Maloney said Murrell started the recent controversy by asking the legislature to control his staff's private practice because Murrell believed some public defenders were doing too much private work at the expense of their public jobs. Murrell denies having introduced the issue; he said the new restrictions, which resulted in the resignations of two public defenders, are solely the work of state lawmakers.

The issue has demoralized the public defenders, many of whom cannot afford to give up the private practice, said James E. Kenkel, district public defender for Prince George's County. Kenkel questioned whether Murrell has diligently pursued pay increases for the staff.

"He's my boss and I support him publicly," Kenkel said. "But I always wish we were more aggressive in pursuing salaries that can maintain quality attorneys." Murrell insists that he has requested higher salaries but has run into a wall of opposition at the state's Department of Personnel.

Del. Paul Muldowney (D-Washington), also a member of the House Appropriations Committee, supports Murrell. "He's fought damn hard for his people," Muldowney said. " . . . If he's got one shortcoming it might be that he's salty and sarcastic. Sometimes that gets in the way and some people might misinterpret that."

Maryland's public defender office began operating in 1971 with a $1.2 million budget. Yet, despite the budget growth since then, the office still runs out of notebooks, legal paper, pens and pencils every May, according to one former public defender.

Although some of Murrell's lawyers say he has slowed down because of his age, they still consider him an effective leader and administrator. Henry Engel, district public defender for Harford County, said most people are astounded to learn that Murrell is 84. "His age hasn't hurt the office," Engel said.

Because Murrell considers the public defender system a reflection of his personal attitude toward criminal defense, he has vowed to hire only the most experienced and professional trial lawyers who share his philosophy.

"Our first objective isn't to win or lose, but to make sure that when the case is disposed, our client had equal justice," Murrell said. "That's the whole ball game . . . . All we get out of it is a sense we gave him the client the best we had to offer. Of course, that's not much consolatation if a client is sitting in a cell block."

"Most of our people never seem to get burned out," he said. "The work is an exciting challenge, and every once in a while someone gets found not guilty.
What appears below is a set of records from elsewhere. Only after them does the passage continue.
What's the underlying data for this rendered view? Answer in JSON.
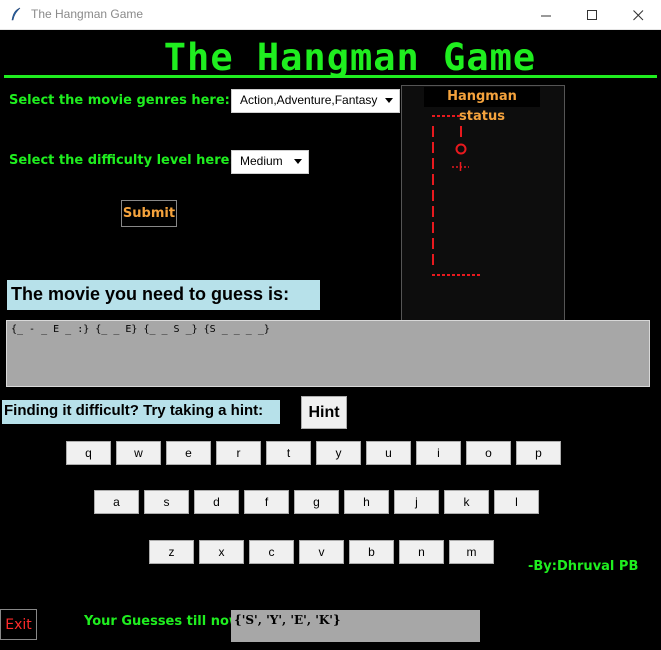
{
  "window": {
    "title": "The Hangman Game"
  },
  "header": {
    "title": "The Hangman Game"
  },
  "controls": {
    "genre_label": "Select the movie genres here:",
    "genre_value": "Action,Adventure,Fantasy",
    "difficulty_label": "Select the difficulty level here:",
    "difficulty_value": "Medium",
    "submit_label": "Submit"
  },
  "status": {
    "label": "Hangman status"
  },
  "puzzle": {
    "label": "The movie you need to guess is:",
    "masked_title": "{_ - _ E _ :} {_ _ E} {_ _ S _} {S _ _ _ _}"
  },
  "hint": {
    "label": "Finding it difficult? Try taking a hint:",
    "button": "Hint"
  },
  "keyboard": {
    "rows": [
      [
        "q",
        "w",
        "e",
        "r",
        "t",
        "y",
        "u",
        "i",
        "o",
        "p"
      ],
      [
        "a",
        "s",
        "d",
        "f",
        "g",
        "h",
        "j",
        "k",
        "l"
      ],
      [
        "z",
        "x",
        "c",
        "v",
        "b",
        "n",
        "m"
      ]
    ]
  },
  "credit": "-By:Dhruval PB",
  "footer": {
    "exit": "Exit",
    "guesses_label": "Your Guesses till now:",
    "guesses_value": "{'S', 'Y', 'E', 'K'}"
  },
  "colors": {
    "accent_green": "#1fee1f",
    "accent_orange": "#f5a33d",
    "hangman_red": "#e8191e",
    "label_cyan": "#b7e1ea"
  }
}
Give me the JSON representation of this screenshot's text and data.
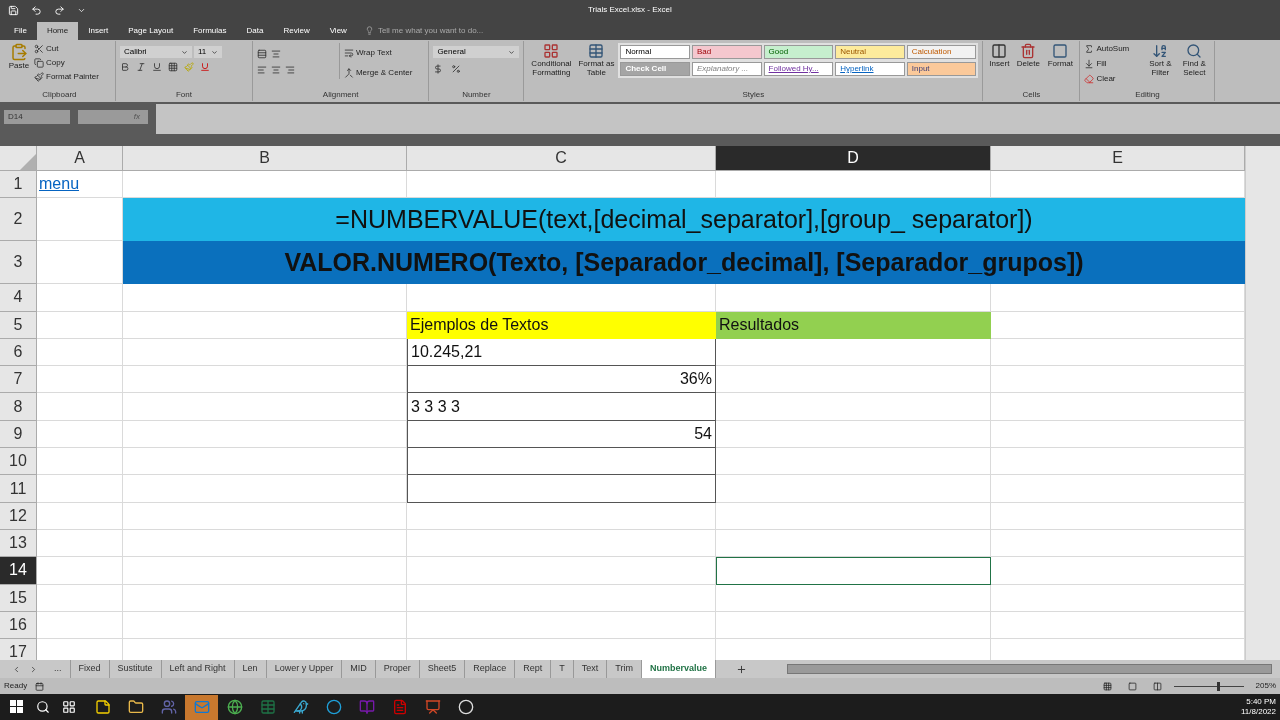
{
  "window": {
    "title": "Trials Excel.xlsx - Excel"
  },
  "ribbon": {
    "tabs": [
      {
        "label": "File",
        "selected": false
      },
      {
        "label": "Home",
        "selected": true
      },
      {
        "label": "Insert",
        "selected": false
      },
      {
        "label": "Page Layout",
        "selected": false
      },
      {
        "label": "Formulas",
        "selected": false
      },
      {
        "label": "Data",
        "selected": false
      },
      {
        "label": "Review",
        "selected": false
      },
      {
        "label": "View",
        "selected": false
      }
    ],
    "tell_me": {
      "placeholder": "Tell me what you want to do..."
    },
    "clipboard": {
      "label": "Clipboard",
      "buttons": [
        "Paste",
        "Cut",
        "Copy",
        "Format Painter"
      ]
    },
    "font": {
      "label": "Font",
      "font": "Calibri",
      "size": "11"
    },
    "alignment": {
      "label": "Alignment",
      "buttons": [
        "Wrap Text",
        "Merge & Center"
      ]
    },
    "number": {
      "label": "Number",
      "format": "General"
    },
    "styles": {
      "label": "Styles",
      "buttons": [
        "Conditional Formatting",
        "Format as Table"
      ],
      "gallery": [
        {
          "label": "Normal",
          "kind": "normal",
          "color": "#ffffff"
        },
        {
          "label": "Bad",
          "kind": "bad",
          "color": "#f4c7ce"
        },
        {
          "label": "Good",
          "kind": "good",
          "color": "#c6efce"
        },
        {
          "label": "Neutral",
          "kind": "neutral",
          "color": "#fdeb9c"
        },
        {
          "label": "Calculation",
          "kind": "calculation",
          "color": "#f2f2f2"
        },
        {
          "label": "Check Cell",
          "kind": "check",
          "color": "#a5a5a5"
        },
        {
          "label": "Explanatory ...",
          "kind": "explanatory",
          "color": "#ffffff"
        },
        {
          "label": "Followed Hy...",
          "kind": "followed",
          "color": "#ffffff"
        },
        {
          "label": "Hyperlink",
          "kind": "hyperlink",
          "color": "#ffffff"
        },
        {
          "label": "Input",
          "kind": "input",
          "color": "#fbc99a"
        }
      ]
    },
    "cells": {
      "label": "Cells",
      "buttons": [
        "Insert",
        "Delete",
        "Format"
      ]
    },
    "editing": {
      "label": "Editing",
      "buttons": [
        "AutoSum",
        "Fill",
        "Clear",
        "Sort & Filter",
        "Find & Select"
      ]
    }
  },
  "name_box": "D14",
  "function_label": "fx",
  "sheet": {
    "columns": [
      {
        "label": "A",
        "selected": false
      },
      {
        "label": "B",
        "selected": false
      },
      {
        "label": "C",
        "selected": false
      },
      {
        "label": "D",
        "selected": true
      },
      {
        "label": "E",
        "selected": false
      }
    ],
    "rows": [
      {
        "label": "1",
        "selected": false,
        "cells": [
          {
            "text": "menu",
            "kind": "link"
          }
        ]
      },
      {
        "label": "2",
        "selected": false,
        "cells": [
          {
            "kind": "blank"
          },
          {
            "text": "=NUMBERVALUE(text,[decimal_separator],[group_ separator])",
            "kind": "heading",
            "color": "#1fb6e6",
            "colspan": 4
          }
        ]
      },
      {
        "label": "3",
        "selected": false,
        "cells": [
          {
            "kind": "blank"
          },
          {
            "text": "VALOR.NUMERO(Texto, [Separador_decimal], [Separador_grupos])",
            "kind": "heading-bold",
            "color": "#0a70bd",
            "colspan": 4
          }
        ]
      },
      {
        "label": "4",
        "selected": false,
        "cells": []
      },
      {
        "label": "5",
        "selected": false,
        "cells": [
          {
            "kind": "blank"
          },
          {
            "kind": "blank"
          },
          {
            "text": "Ejemplos de Textos",
            "kind": "fill",
            "color": "#ffff00"
          },
          {
            "text": "Resultados",
            "kind": "fill",
            "color": "#92d050"
          }
        ]
      },
      {
        "label": "6",
        "selected": false,
        "cells": [
          {
            "kind": "blank"
          },
          {
            "kind": "blank"
          },
          {
            "text": "10.245,21",
            "kind": "boxed"
          }
        ]
      },
      {
        "label": "7",
        "selected": false,
        "cells": [
          {
            "kind": "blank"
          },
          {
            "kind": "blank"
          },
          {
            "text": "36%",
            "kind": "boxed-right"
          }
        ]
      },
      {
        "label": "8",
        "selected": false,
        "cells": [
          {
            "kind": "blank"
          },
          {
            "kind": "blank"
          },
          {
            "text": "3 3 3 3",
            "kind": "boxed"
          }
        ]
      },
      {
        "label": "9",
        "selected": false,
        "cells": [
          {
            "kind": "blank"
          },
          {
            "kind": "blank"
          },
          {
            "text": "54",
            "kind": "boxed-right"
          }
        ]
      },
      {
        "label": "10",
        "selected": false,
        "cells": [
          {
            "kind": "blank"
          },
          {
            "kind": "blank"
          },
          {
            "kind": "boxed"
          }
        ]
      },
      {
        "label": "11",
        "selected": false,
        "cells": [
          {
            "kind": "blank"
          },
          {
            "kind": "blank"
          },
          {
            "kind": "boxed"
          }
        ]
      },
      {
        "label": "12",
        "selected": false,
        "cells": []
      },
      {
        "label": "13",
        "selected": false,
        "cells": []
      },
      {
        "label": "14",
        "selected": true,
        "cells": [
          {
            "kind": "blank"
          },
          {
            "kind": "blank"
          },
          {
            "kind": "blank"
          },
          {
            "kind": "active"
          }
        ]
      },
      {
        "label": "15",
        "selected": false,
        "cells": []
      },
      {
        "label": "16",
        "selected": false,
        "cells": []
      },
      {
        "label": "17",
        "selected": false,
        "cells": []
      }
    ]
  },
  "sheet_tabs": [
    {
      "label": "...",
      "selected": false
    },
    {
      "label": "Fixed",
      "selected": false
    },
    {
      "label": "Sustitute",
      "selected": false
    },
    {
      "label": "Left and Right",
      "selected": false
    },
    {
      "label": "Len",
      "selected": false
    },
    {
      "label": "Lower y Upper",
      "selected": false
    },
    {
      "label": "MID",
      "selected": false
    },
    {
      "label": "Proper",
      "selected": false
    },
    {
      "label": "Sheet5",
      "selected": false
    },
    {
      "label": "Replace",
      "selected": false
    },
    {
      "label": "Rept",
      "selected": false
    },
    {
      "label": "T",
      "selected": false
    },
    {
      "label": "Text",
      "selected": false
    },
    {
      "label": "Trim",
      "selected": false
    },
    {
      "label": "Numbervalue",
      "selected": true
    }
  ],
  "status_bar": {
    "status": "Ready",
    "zoom": "205%",
    "zoom_level": {
      "level": 0.62
    }
  },
  "taskbar": {
    "apps": [
      {
        "kind": "notes",
        "selected": false
      },
      {
        "kind": "folder",
        "selected": false
      },
      {
        "kind": "teams",
        "selected": false
      },
      {
        "kind": "outlook",
        "selected": true
      },
      {
        "kind": "chrome",
        "selected": false
      },
      {
        "kind": "excel",
        "selected": false
      },
      {
        "kind": "bird",
        "selected": false
      },
      {
        "kind": "edge",
        "selected": false
      },
      {
        "kind": "onenote",
        "selected": false
      },
      {
        "kind": "pdf",
        "selected": false
      },
      {
        "kind": "powerpoint",
        "selected": false
      },
      {
        "kind": "obs",
        "selected": false
      }
    ],
    "time": "5:40 PM",
    "date": "11/8/2022"
  }
}
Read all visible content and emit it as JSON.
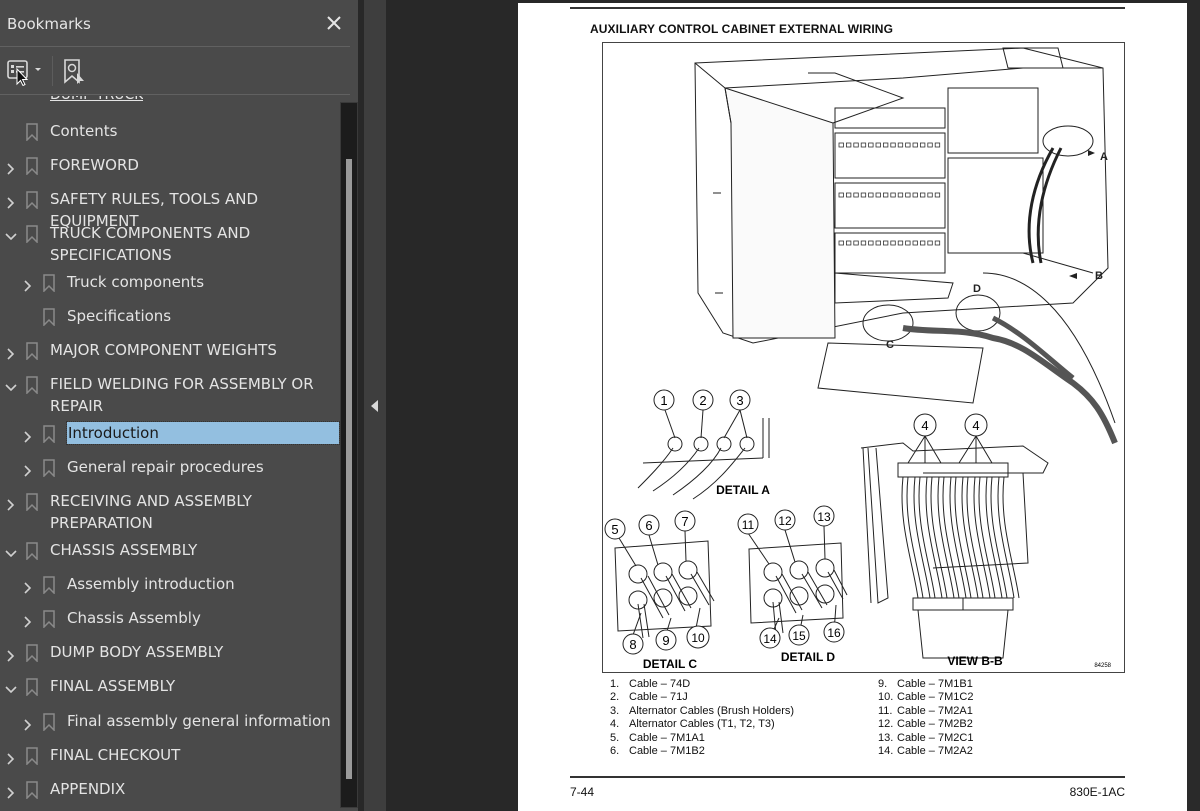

It's a mental boost when someone gets caught up in the criminal justice system and they are looking to you for help."